## What to do
Only lines containing the string "your" belong in the answer; find them in the records and copy them.

---------------

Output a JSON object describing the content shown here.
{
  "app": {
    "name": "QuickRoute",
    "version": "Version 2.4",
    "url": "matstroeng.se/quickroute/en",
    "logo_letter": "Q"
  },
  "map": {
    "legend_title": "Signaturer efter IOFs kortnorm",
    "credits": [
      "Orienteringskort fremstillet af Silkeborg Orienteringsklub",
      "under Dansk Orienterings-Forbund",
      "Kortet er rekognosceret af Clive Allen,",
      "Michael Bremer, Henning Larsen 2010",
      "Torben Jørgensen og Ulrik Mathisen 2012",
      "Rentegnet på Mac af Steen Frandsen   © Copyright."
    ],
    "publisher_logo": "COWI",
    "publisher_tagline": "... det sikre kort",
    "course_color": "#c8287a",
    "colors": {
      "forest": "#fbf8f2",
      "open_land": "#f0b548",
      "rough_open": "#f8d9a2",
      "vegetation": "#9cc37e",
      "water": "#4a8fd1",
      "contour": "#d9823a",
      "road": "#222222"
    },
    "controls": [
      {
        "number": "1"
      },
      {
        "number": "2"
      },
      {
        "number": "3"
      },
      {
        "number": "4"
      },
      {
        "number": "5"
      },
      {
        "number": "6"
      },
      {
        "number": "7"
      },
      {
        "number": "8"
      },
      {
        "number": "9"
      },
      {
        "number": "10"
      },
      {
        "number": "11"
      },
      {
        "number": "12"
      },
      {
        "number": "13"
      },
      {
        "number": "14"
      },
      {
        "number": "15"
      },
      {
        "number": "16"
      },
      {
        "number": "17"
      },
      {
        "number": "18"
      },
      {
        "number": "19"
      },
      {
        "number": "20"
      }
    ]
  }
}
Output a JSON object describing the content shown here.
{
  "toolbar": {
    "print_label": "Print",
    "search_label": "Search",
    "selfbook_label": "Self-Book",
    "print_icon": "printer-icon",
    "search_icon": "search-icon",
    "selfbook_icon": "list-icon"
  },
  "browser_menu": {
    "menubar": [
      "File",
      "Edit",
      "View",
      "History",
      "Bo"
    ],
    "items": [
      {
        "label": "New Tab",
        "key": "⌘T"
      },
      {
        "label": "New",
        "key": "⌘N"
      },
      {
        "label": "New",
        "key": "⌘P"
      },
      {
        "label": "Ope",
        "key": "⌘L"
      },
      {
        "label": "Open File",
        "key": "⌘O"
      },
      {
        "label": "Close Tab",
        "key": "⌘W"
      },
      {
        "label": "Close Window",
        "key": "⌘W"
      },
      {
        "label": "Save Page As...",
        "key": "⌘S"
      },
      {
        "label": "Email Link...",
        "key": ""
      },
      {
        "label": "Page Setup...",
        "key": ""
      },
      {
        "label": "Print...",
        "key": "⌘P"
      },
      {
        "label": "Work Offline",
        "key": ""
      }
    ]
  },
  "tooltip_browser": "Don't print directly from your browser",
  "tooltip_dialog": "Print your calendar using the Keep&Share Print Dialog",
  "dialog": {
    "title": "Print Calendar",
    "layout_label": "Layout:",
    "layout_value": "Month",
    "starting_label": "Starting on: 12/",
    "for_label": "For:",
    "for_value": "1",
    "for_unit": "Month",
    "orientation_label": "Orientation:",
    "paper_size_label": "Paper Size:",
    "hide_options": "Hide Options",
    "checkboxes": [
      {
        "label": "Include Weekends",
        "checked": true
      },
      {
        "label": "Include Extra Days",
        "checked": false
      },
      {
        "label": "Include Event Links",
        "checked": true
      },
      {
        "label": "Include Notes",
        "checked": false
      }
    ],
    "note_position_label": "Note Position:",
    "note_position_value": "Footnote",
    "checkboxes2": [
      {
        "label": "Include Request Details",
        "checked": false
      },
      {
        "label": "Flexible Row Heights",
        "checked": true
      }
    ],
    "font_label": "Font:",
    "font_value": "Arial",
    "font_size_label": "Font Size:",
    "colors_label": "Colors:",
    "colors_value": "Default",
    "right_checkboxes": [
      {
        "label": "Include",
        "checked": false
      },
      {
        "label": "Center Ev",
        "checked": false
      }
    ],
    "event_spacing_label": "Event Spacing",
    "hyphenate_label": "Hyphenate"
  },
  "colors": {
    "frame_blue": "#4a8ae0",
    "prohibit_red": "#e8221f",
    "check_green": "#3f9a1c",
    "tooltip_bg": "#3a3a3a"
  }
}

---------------

## Result
  "tooltip_browser": "Don't print directly from your browser",
  "tooltip_dialog": "Print your calendar using the Keep&Share Print Dialog",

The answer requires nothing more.